The 100 page research paper from what I understiand is not including the work these 70 companies are doing.     

This would be why you saw lots of solar panels in Northern Ireland:
https://en.wikipedia.org/wiki/Renewable_Heat_Incentive_scandal
 

Offline coppice

  • Super Contributor
  • ***
  • Posts: 5147
  • Country: gb
Re: When Will Electric Cars Become Mainstream?
« Reply #1446 on: July 19, 2018, 04:03:17 pm »
This would be why you saw lots of solar panels in Northern Ireland:
https://en.wikipedia.org/wiki/Renewable_Heat_Incentive_scandal
I thought that scandal was about useless space heating, not solar roof panels. The wikipedia page also seems to indicate that.
 

Offline NiHaoMike

  • Super Contributor
  • ***
  • Posts: 5945
  • Country: us
  • "Don't turn it on - Take it apart!"
    • Facebook Page
Re: When Will Electric Cars Become Mainstream?
« Reply #1447 on: July 19, 2018, 04:31:06 pm »
What's wrong with Toyota's CVT that are not in hybrid cars? Other people, like Honda, make satisfactory CVTs. It seems to be mostly the JATCO (subsidiary of Nissan) CVTs that have got them a bad name for reliability.
Toyota hybrids use a clutchless CVT design. It differs significantly from most CVT designs in that it does not use a belt that's a common failure point.
http://techno-fandom.org/~hobbit/cars/THS_ii_part_2.pdf
Cryptocurrency has taught me to love math and at the same time be baffled by it.

Cryptocurrency lesson 0: Altcoins and Bitcoin are not the same thing.
 

Offline mtdoc

  • Super Contributor
  • ***
  • Posts: 3581
  • Country: us
Re: When Will Electric Cars Become Mainstream?
« Reply #1448 on: July 19, 2018, 04:43:48 pm »
Those figures in the graph would not apply to folks in California....  Not even the retired ones.
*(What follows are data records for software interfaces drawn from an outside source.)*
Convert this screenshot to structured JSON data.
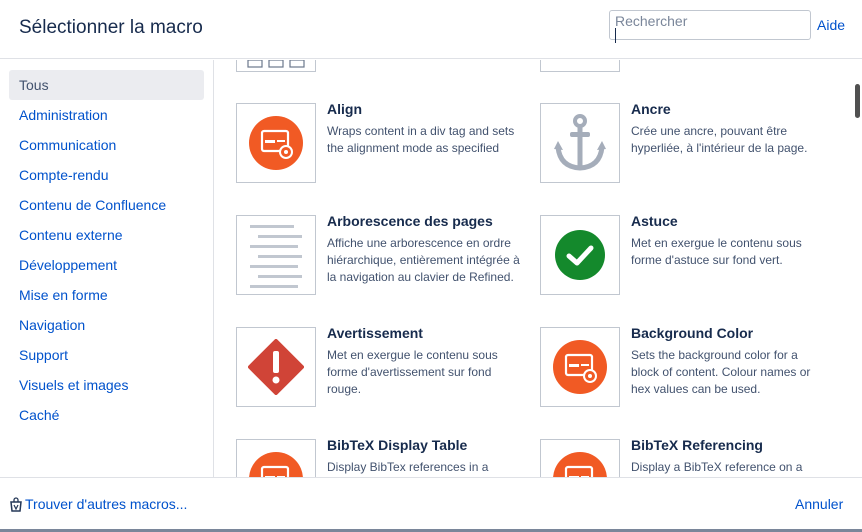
{
  "header": {
    "title": "Sélectionner la macro",
    "search_placeholder": "Rechercher",
    "help_label": "Aide"
  },
  "sidebar": {
    "items": [
      {
        "label": "Tous",
        "active": true
      },
      {
        "label": "Administration"
      },
      {
        "label": "Communication"
      },
      {
        "label": "Compte-rendu"
      },
      {
        "label": "Contenu de Confluence"
      },
      {
        "label": "Contenu externe"
      },
      {
        "label": "Développement"
      },
      {
        "label": "Mise en forme"
      },
      {
        "label": "Navigation"
      },
      {
        "label": "Support"
      },
      {
        "label": "Visuels et images"
      },
      {
        "label": "Caché"
      }
    ]
  },
  "macros": [
    {
      "name": "Align",
      "description": "Wraps content in a div tag and sets the alignment mode as specified",
      "icon": "plugin-gear-icon"
    },
    {
      "name": "Ancre",
      "description": "Crée une ancre, pouvant être hyperliée, à l'intérieur de la page.",
      "icon": "anchor-icon"
    },
    {
      "name": "Arborescence des pages",
      "description": "Affiche une arborescence en ordre hiérarchique, entièrement intégrée à la navigation au clavier de Refined.",
      "icon": "text-lines-icon"
    },
    {
      "name": "Astuce",
      "description": "Met en exergue le contenu sous forme d'astuce sur fond vert.",
      "icon": "check-circle-icon"
    },
    {
      "name": "Avertissement",
      "description": "Met en exergue le contenu sous forme d'avertissement sur fond rouge.",
      "icon": "warning-icon"
    },
    {
      "name": "Background Color",
      "description": "Sets the background color for a block of content. Colour names or hex values can be used.",
      "icon": "plugin-gear-icon"
    },
    {
      "name": "BibTeX Display Table",
      "description": "Display BibTex references in a",
      "icon": "plugin-gear-icon"
    },
    {
      "name": "BibTeX Referencing",
      "description": "Display a BibTeX reference on a",
      "icon": "plugin-gear-icon"
    }
  ],
  "footer": {
    "more_macros_label": "Trouver d'autres macros...",
    "cancel_label": "Annuler"
  },
  "colors": {
    "plugin_orange": "#f15a24",
    "success_green": "#14892c",
    "error_red": "#d04437",
    "link_blue": "#0052cc"
  }
}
Actually they do.  In fact, Los Angeles and the San Francisco Bay Area are right in the middle of the large US cities on miles driven per day.  This matches well with my experience, living my first 29 years in the Los Angeles area and 7 years in the SF Bay area. 

Most people I know in California do not commute long distances, though the do spend a long time in their car due to traffic. This makes the argument for usung an EV in those places even stonger.
« Last Edit: July 19, 2018, 04:45:59 pm by mtdoc »
 
The following users thanked this post: NiHaoMike

Offline mtdoc

  • Super Contributor
  • ***
  • Posts: 3581
  • Country: us
Re: When Will Electric Cars Become Mainstream?
« Reply #1449 on: July 19, 2018, 05:02:41 pm »
Why pay more for something which does less?

Lower cost of ownership therefore lower overall cost.

More convenient for everyday use - no time and miles wasted driving to and waiting at a gas/petrol station.

Greater energy efficiency.

In most cases better performance.

If you care about it - lower CO2 and lower pollutant emissions (potentially much lower depending on how your electricity is generated).
 


Share me

Digg  Facebook  SlashDot  Delicious  Technorati  Twitter  Google  Yahoo
Smf